Kerry Callen's take on Tigra and Kraven isn't just drawn well, it's a very clever use of what you can do on the Internet that you can't do on the comics page that also give sa nice sense of motion to Tigra "falling" when her trapeze has been cut.
The original version of "Amazing Spider-Man" #121 is striking, but there's no getting around the fact that Spider-Man swinging towards a giant yellow wall decked out in portraits of his supporting cast is a little weird when you actually think about it. Just one of the reasons to love Murray's version: Spider-Man casually strolling through an art gallery on his way to fight the Green Goblin.
Amazing what a difference a subtitle makes.
One of the tricks to the trade on covered is to tweak the angle of the shot a little to show what else is going on that the original didn't capture, and that's put to hilarious effect here, where the Fighting Yank's battle with a shark is met with a stern disapproving father and his sobbing son.
As if the original wide-eyed stare of the Wonder Dog wasn't surreal enough, ComicsAlliance's own Rusty Shackles isolaed him from his background and inadvertently creates the perfect hipster t-shirt.
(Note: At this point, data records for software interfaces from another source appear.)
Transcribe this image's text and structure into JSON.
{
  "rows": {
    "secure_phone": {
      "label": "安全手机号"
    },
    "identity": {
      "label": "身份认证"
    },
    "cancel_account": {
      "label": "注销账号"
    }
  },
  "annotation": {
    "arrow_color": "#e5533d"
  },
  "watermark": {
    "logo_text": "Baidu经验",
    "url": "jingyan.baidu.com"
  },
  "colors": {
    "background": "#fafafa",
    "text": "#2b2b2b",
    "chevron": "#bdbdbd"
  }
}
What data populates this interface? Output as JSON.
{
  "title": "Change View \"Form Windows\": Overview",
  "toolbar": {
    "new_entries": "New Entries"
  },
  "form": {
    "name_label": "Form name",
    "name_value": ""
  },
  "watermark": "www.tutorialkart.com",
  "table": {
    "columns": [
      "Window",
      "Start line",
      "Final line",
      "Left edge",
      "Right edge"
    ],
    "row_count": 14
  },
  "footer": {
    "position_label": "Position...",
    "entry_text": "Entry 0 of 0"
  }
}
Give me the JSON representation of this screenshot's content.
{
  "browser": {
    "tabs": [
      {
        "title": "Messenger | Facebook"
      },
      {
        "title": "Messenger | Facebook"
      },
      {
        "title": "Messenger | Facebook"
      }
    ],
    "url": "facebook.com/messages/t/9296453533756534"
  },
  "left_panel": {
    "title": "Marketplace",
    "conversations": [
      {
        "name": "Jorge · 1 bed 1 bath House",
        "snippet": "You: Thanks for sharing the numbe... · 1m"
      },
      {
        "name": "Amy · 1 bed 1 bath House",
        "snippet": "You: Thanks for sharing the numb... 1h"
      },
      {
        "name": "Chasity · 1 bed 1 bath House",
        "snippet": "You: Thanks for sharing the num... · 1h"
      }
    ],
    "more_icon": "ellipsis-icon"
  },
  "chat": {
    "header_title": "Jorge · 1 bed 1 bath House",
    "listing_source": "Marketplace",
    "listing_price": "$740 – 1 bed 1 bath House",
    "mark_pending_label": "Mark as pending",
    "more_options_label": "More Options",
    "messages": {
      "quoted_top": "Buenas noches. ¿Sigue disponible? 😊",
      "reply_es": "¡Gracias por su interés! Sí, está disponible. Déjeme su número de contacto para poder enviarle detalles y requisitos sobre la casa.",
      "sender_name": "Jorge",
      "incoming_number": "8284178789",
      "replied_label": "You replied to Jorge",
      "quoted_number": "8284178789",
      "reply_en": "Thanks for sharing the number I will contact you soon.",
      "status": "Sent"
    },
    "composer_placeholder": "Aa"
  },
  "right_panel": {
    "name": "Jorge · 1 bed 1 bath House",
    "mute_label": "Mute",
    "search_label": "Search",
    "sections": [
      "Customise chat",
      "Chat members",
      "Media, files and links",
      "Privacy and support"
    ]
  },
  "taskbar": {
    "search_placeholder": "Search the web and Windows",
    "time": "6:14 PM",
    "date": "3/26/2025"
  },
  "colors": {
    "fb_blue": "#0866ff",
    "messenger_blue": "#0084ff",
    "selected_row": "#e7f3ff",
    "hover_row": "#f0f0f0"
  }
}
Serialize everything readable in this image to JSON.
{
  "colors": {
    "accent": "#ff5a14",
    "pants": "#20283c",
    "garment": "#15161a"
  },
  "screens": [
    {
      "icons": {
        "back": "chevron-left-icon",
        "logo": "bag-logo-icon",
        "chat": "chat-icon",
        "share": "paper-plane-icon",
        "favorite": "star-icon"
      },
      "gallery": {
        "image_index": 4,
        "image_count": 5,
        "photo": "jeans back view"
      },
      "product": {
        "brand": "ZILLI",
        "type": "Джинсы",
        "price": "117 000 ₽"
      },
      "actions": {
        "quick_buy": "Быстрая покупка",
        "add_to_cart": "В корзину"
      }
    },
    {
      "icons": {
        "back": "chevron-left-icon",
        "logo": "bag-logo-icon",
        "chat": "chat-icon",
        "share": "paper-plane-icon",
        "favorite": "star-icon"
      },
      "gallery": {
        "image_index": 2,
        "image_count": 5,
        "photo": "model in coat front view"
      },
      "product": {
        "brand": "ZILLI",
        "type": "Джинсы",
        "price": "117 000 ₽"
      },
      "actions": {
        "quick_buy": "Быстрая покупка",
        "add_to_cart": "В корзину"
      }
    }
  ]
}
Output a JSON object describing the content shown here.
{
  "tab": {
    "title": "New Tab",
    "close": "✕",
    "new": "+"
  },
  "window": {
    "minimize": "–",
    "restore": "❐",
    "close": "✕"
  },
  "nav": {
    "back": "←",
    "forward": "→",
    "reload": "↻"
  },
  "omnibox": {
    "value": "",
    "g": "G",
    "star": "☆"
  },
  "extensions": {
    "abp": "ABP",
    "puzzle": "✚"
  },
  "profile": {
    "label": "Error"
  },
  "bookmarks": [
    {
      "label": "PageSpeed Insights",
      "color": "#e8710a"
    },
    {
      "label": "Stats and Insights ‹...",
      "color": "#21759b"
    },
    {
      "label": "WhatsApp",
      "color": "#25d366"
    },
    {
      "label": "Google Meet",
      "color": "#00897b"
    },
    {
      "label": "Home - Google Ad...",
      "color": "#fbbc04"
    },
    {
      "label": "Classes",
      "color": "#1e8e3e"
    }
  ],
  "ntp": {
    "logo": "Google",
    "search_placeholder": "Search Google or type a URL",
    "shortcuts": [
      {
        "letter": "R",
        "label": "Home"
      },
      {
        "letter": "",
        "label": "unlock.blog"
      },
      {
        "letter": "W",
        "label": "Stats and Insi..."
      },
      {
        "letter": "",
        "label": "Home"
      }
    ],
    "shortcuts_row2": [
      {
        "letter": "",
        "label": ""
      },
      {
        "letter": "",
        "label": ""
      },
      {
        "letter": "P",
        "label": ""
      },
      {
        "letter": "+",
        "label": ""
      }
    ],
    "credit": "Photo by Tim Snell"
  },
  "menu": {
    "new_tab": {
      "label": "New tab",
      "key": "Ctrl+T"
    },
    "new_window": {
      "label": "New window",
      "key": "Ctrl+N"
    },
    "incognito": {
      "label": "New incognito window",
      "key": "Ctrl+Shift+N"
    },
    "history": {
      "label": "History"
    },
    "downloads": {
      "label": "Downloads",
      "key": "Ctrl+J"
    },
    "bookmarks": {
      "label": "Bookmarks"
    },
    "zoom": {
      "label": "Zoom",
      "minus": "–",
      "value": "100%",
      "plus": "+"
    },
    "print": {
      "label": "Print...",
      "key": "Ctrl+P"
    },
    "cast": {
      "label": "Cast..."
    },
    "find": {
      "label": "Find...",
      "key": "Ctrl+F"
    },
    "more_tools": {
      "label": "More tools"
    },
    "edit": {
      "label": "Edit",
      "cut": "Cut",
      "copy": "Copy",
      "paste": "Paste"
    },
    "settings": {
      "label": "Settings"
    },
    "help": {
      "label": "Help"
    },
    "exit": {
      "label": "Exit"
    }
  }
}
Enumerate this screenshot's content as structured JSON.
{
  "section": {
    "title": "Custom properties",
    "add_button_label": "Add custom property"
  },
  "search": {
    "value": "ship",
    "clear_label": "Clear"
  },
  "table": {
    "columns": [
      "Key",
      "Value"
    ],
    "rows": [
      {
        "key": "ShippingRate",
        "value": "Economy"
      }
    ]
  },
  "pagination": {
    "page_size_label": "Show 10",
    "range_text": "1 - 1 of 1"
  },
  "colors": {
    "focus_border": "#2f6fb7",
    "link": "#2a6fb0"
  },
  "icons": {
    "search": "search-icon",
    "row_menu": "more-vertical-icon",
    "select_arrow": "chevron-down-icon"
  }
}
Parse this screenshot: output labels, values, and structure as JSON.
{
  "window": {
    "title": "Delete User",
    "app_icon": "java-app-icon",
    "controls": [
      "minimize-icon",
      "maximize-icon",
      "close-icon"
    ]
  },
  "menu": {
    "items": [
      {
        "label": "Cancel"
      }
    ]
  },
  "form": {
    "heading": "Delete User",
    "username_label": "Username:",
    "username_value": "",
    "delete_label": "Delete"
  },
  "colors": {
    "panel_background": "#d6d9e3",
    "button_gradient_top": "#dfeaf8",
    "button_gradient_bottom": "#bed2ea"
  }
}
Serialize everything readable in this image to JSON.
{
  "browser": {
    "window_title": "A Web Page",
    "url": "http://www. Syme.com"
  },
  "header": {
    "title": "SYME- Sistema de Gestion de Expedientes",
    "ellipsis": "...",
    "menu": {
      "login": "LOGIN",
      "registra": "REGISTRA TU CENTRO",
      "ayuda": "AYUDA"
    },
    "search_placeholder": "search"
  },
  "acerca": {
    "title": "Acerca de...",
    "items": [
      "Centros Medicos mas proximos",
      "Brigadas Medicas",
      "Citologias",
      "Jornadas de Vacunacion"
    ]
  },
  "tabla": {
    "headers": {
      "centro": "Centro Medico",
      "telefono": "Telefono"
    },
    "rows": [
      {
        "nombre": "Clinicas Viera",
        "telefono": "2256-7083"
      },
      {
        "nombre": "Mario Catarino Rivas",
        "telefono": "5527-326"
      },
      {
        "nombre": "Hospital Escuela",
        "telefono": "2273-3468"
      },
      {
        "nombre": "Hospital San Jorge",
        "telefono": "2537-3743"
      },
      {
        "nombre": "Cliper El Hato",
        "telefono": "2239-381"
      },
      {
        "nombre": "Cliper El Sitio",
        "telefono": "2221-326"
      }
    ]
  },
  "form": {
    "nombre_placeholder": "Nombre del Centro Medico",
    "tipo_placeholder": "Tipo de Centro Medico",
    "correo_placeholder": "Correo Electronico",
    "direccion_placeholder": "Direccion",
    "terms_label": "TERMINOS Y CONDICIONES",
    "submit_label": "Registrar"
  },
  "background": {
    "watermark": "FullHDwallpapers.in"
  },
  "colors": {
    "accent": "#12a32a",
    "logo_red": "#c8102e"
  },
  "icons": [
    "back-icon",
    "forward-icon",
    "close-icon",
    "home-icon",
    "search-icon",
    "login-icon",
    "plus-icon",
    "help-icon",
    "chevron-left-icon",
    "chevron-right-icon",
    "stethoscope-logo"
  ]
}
Those are just a few of my favorites, but there are plenty others to check out, like these retro-minimalist takes on the New Mutants and Green Lantern, and more being added all the time. Poke through the gallery yourself, and see how awesome they are.